Filter the data for "date" and copy matching lines.

- THE DATA
****

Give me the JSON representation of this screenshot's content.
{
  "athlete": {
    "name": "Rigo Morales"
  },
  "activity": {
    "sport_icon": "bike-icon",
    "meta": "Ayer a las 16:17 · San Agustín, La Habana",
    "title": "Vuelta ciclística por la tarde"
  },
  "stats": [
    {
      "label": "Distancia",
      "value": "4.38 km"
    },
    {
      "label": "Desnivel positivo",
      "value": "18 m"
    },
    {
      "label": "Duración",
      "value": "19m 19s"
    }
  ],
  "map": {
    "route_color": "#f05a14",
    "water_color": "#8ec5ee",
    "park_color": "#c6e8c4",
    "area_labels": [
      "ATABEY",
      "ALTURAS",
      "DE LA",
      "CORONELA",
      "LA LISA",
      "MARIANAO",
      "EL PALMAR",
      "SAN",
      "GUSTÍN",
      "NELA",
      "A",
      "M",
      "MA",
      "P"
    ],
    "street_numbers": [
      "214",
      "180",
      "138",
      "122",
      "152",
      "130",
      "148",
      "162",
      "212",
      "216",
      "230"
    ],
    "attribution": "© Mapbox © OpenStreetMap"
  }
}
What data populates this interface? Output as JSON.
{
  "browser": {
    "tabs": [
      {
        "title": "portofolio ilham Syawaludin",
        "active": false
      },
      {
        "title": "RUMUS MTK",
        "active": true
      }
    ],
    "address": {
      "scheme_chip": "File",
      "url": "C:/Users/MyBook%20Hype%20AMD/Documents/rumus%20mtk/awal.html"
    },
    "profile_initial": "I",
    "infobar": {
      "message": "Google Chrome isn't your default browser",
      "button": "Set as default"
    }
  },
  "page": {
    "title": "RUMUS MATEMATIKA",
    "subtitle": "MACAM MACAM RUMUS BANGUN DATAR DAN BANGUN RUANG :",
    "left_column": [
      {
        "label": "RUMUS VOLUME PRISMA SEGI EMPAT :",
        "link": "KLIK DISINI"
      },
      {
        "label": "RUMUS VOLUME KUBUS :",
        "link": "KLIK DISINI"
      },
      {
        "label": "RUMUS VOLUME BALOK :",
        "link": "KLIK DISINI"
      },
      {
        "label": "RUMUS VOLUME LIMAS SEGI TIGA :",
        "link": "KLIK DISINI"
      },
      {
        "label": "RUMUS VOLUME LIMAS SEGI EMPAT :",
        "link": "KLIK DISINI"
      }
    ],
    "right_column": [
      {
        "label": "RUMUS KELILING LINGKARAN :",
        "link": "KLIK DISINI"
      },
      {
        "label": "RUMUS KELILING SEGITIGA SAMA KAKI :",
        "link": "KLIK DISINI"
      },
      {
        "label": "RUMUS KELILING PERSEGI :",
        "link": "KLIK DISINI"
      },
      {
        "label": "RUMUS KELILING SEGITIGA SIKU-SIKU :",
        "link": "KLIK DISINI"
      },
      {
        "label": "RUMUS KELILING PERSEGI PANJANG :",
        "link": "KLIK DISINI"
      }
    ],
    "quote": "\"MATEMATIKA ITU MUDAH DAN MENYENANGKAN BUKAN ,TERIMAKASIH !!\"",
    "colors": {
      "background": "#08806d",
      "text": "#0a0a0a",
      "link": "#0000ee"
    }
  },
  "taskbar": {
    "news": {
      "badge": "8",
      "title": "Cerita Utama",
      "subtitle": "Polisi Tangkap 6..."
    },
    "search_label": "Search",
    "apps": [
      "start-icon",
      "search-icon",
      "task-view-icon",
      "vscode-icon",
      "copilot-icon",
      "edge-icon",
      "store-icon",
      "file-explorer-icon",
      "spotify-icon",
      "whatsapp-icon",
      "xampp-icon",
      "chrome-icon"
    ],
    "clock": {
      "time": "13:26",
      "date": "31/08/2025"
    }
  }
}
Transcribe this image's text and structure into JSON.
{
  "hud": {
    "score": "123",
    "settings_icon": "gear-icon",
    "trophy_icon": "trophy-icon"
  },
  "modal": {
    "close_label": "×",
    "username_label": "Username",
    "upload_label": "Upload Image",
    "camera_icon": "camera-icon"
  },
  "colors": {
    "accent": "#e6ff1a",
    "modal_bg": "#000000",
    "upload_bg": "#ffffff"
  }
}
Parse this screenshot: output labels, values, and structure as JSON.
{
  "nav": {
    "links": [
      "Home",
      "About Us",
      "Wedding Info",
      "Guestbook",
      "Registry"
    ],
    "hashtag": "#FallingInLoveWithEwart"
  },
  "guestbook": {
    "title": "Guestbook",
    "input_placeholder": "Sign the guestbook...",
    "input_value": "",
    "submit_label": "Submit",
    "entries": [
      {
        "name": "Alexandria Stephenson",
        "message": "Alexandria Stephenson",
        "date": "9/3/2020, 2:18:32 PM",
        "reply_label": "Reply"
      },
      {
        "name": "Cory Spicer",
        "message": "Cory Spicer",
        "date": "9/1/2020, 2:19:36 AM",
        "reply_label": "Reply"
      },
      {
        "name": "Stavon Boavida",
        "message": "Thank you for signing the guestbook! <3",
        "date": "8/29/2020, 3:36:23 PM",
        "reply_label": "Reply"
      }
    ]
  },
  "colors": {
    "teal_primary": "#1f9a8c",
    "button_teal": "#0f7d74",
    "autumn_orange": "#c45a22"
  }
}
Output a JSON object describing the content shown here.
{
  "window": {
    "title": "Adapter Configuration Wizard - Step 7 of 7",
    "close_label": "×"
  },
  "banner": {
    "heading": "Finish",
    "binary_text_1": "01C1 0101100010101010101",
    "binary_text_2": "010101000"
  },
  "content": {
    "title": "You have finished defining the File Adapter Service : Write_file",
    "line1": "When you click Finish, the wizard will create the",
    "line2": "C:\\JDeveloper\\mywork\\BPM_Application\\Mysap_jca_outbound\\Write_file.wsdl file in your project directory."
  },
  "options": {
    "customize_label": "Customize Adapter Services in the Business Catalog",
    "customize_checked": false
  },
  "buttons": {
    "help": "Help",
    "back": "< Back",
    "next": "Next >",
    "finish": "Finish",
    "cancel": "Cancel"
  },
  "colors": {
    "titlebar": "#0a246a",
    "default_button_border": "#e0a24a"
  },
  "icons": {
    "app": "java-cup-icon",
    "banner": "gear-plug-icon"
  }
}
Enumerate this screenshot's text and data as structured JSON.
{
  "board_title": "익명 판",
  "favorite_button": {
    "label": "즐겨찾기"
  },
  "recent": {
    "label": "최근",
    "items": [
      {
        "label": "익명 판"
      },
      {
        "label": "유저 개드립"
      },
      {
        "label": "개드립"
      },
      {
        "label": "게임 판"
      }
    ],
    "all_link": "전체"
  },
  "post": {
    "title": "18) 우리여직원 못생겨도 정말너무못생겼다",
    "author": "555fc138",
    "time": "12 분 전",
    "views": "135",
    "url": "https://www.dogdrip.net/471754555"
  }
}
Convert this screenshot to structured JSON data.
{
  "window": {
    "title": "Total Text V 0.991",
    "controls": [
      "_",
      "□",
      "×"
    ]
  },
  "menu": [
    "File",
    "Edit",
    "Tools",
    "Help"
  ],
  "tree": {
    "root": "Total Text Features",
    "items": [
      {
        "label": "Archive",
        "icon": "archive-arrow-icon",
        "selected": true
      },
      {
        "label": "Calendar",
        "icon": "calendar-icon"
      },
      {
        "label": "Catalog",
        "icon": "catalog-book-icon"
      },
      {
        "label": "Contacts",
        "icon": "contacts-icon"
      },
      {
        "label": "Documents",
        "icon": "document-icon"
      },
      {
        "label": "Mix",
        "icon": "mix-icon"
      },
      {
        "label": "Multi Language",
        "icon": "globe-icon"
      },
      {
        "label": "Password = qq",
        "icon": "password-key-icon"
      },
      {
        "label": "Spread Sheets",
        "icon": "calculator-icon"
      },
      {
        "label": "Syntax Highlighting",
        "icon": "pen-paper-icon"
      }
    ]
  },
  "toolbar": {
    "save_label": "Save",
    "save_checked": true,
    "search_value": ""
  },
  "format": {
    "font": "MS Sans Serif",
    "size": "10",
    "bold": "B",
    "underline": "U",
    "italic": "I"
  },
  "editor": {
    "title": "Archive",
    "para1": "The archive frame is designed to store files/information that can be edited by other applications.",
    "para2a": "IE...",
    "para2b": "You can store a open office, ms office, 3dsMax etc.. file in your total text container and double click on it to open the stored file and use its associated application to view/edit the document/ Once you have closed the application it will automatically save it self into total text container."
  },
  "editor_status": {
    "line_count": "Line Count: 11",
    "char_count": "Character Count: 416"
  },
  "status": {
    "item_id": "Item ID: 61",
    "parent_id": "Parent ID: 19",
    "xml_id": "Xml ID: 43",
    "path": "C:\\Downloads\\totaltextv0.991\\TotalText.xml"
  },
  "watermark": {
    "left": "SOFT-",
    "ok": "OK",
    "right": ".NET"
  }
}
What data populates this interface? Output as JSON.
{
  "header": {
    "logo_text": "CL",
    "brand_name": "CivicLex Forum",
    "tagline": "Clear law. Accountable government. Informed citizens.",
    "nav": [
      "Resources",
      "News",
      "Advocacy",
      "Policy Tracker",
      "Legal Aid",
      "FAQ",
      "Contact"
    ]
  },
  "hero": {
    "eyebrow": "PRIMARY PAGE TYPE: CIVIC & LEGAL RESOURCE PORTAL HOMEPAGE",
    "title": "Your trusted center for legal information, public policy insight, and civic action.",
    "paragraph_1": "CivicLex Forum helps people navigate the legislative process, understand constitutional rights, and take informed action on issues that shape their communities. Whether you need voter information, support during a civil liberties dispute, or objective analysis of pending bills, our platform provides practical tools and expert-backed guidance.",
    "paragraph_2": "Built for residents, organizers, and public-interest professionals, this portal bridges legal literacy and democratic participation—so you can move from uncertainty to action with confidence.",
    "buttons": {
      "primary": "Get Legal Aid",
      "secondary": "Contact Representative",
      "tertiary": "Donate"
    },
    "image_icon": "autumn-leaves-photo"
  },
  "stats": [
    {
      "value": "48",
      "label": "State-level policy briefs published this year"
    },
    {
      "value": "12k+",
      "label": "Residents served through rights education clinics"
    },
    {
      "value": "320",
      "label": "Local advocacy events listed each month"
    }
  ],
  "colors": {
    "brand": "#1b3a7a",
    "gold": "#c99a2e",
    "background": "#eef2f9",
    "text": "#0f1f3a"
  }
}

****

- RESULT
      "date": "31/08/2025"
        "date": "9/3/2020, 2:18:32 PM",
        "date": "9/1/2020, 2:19:36 AM",
        "date": "8/29/2020, 3:36:23 PM",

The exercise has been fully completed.